What you are asked to do >> In the data below, locate each line with the word "title" and list it.

Data records for software interfaces
◆ ◆ ◆ ◆ ◆ ◆ ◆
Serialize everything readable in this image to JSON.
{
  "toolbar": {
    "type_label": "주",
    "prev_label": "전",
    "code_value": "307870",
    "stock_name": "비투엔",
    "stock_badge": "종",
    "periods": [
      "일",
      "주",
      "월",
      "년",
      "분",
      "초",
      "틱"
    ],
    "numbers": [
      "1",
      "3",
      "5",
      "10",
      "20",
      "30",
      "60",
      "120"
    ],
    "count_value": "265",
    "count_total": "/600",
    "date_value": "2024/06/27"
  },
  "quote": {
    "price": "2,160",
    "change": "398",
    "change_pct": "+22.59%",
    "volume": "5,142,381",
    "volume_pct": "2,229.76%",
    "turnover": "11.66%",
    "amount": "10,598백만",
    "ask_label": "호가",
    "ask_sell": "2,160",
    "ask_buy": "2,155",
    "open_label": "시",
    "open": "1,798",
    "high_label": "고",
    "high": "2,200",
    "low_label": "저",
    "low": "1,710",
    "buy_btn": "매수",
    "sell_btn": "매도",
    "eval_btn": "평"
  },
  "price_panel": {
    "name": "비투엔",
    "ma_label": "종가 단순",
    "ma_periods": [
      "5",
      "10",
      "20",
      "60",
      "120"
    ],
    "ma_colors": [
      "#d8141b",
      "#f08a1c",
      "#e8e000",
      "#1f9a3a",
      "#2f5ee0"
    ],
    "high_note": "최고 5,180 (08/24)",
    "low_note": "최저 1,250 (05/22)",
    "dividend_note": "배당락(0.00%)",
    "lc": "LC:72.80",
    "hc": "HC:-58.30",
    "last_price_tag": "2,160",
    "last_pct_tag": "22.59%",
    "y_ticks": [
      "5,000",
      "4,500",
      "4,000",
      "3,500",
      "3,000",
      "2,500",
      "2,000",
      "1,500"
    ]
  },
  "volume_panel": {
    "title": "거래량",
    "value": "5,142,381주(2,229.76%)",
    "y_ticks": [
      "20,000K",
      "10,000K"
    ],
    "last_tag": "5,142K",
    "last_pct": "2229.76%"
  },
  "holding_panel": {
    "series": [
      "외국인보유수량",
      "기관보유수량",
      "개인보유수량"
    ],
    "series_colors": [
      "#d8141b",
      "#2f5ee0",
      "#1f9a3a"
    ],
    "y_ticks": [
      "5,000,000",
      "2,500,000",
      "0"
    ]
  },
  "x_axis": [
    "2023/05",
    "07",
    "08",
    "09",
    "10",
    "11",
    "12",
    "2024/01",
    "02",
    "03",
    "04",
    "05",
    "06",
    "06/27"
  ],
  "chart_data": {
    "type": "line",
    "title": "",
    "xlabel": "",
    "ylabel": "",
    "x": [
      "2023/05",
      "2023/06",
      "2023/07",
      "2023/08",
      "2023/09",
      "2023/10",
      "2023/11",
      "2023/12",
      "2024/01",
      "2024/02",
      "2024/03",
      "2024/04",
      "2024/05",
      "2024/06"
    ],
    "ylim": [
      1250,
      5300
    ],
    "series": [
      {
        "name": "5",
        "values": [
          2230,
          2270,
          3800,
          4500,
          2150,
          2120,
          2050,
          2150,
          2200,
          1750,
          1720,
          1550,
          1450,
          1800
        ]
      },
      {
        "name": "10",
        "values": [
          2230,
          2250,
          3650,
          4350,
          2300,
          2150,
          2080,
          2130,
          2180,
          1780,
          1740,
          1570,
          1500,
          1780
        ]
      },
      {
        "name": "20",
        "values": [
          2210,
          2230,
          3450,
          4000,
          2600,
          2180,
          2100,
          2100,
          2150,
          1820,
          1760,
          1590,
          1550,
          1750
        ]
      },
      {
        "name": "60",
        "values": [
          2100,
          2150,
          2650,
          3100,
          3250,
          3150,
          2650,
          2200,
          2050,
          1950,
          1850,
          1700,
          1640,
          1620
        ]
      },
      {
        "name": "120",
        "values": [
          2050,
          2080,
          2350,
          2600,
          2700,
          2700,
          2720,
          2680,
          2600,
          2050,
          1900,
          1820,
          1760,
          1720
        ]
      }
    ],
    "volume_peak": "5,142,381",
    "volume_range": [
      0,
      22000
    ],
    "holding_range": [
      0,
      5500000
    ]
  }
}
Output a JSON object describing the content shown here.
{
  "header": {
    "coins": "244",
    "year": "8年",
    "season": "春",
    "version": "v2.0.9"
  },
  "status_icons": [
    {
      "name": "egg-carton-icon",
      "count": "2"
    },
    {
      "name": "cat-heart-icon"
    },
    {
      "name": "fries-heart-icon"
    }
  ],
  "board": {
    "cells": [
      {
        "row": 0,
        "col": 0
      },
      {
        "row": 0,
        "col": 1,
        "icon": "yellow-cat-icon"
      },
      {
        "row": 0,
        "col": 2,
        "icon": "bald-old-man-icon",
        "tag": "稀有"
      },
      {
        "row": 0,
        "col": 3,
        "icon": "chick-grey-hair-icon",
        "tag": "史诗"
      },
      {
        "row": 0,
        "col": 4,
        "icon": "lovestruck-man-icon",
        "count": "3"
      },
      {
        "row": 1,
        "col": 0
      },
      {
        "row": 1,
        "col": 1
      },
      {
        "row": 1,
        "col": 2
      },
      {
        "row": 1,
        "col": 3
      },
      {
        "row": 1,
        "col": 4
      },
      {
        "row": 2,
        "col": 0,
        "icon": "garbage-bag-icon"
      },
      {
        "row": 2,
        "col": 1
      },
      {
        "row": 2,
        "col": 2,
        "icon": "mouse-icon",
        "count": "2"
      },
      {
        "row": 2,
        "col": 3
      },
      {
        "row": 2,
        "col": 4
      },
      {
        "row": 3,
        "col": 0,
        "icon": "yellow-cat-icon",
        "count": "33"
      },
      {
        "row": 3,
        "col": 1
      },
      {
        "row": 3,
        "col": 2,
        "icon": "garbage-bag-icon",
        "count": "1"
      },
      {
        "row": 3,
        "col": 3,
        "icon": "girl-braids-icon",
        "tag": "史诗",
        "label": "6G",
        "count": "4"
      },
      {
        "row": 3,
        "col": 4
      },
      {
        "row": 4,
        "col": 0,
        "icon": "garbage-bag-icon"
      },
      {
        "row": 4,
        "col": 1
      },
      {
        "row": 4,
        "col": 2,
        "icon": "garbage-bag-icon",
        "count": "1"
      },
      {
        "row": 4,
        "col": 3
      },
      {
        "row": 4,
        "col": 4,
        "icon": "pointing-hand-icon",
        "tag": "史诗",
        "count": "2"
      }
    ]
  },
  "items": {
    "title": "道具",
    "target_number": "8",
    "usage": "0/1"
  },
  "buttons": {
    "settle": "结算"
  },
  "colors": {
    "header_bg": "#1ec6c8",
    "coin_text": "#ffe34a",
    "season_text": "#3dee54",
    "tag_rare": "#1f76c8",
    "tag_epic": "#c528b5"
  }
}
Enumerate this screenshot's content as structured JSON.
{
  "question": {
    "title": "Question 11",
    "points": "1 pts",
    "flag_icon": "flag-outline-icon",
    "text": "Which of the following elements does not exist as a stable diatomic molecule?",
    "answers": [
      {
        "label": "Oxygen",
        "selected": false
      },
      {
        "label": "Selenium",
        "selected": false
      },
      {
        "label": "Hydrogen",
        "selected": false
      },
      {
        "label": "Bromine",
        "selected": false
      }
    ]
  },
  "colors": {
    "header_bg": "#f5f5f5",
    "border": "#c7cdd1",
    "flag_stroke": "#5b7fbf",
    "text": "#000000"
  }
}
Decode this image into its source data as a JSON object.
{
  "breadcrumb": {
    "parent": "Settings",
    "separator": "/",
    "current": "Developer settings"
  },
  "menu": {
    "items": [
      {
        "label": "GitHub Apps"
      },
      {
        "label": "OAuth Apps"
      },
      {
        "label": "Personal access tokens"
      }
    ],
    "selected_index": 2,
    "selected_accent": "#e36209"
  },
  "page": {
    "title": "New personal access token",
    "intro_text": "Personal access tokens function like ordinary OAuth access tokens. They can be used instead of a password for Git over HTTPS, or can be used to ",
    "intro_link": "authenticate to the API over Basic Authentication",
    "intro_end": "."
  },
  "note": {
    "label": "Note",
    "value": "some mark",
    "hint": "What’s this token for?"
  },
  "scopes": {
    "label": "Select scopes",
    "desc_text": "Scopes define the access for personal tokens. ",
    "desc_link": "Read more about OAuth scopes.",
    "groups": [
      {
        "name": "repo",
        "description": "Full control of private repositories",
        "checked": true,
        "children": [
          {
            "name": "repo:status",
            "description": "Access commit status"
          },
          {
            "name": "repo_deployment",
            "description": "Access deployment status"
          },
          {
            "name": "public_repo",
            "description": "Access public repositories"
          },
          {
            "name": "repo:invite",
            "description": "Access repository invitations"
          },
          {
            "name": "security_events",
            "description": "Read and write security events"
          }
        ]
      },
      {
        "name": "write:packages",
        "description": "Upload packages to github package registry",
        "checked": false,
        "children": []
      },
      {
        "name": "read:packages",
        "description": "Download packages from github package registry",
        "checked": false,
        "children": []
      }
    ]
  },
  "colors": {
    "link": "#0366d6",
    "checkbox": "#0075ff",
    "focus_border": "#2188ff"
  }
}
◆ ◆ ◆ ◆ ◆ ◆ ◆
Completed exercise >>
    "title": "거래량",
    "title": "",
    "title": "道具",
    "title": "Question 11",
    "title": "New personal access token",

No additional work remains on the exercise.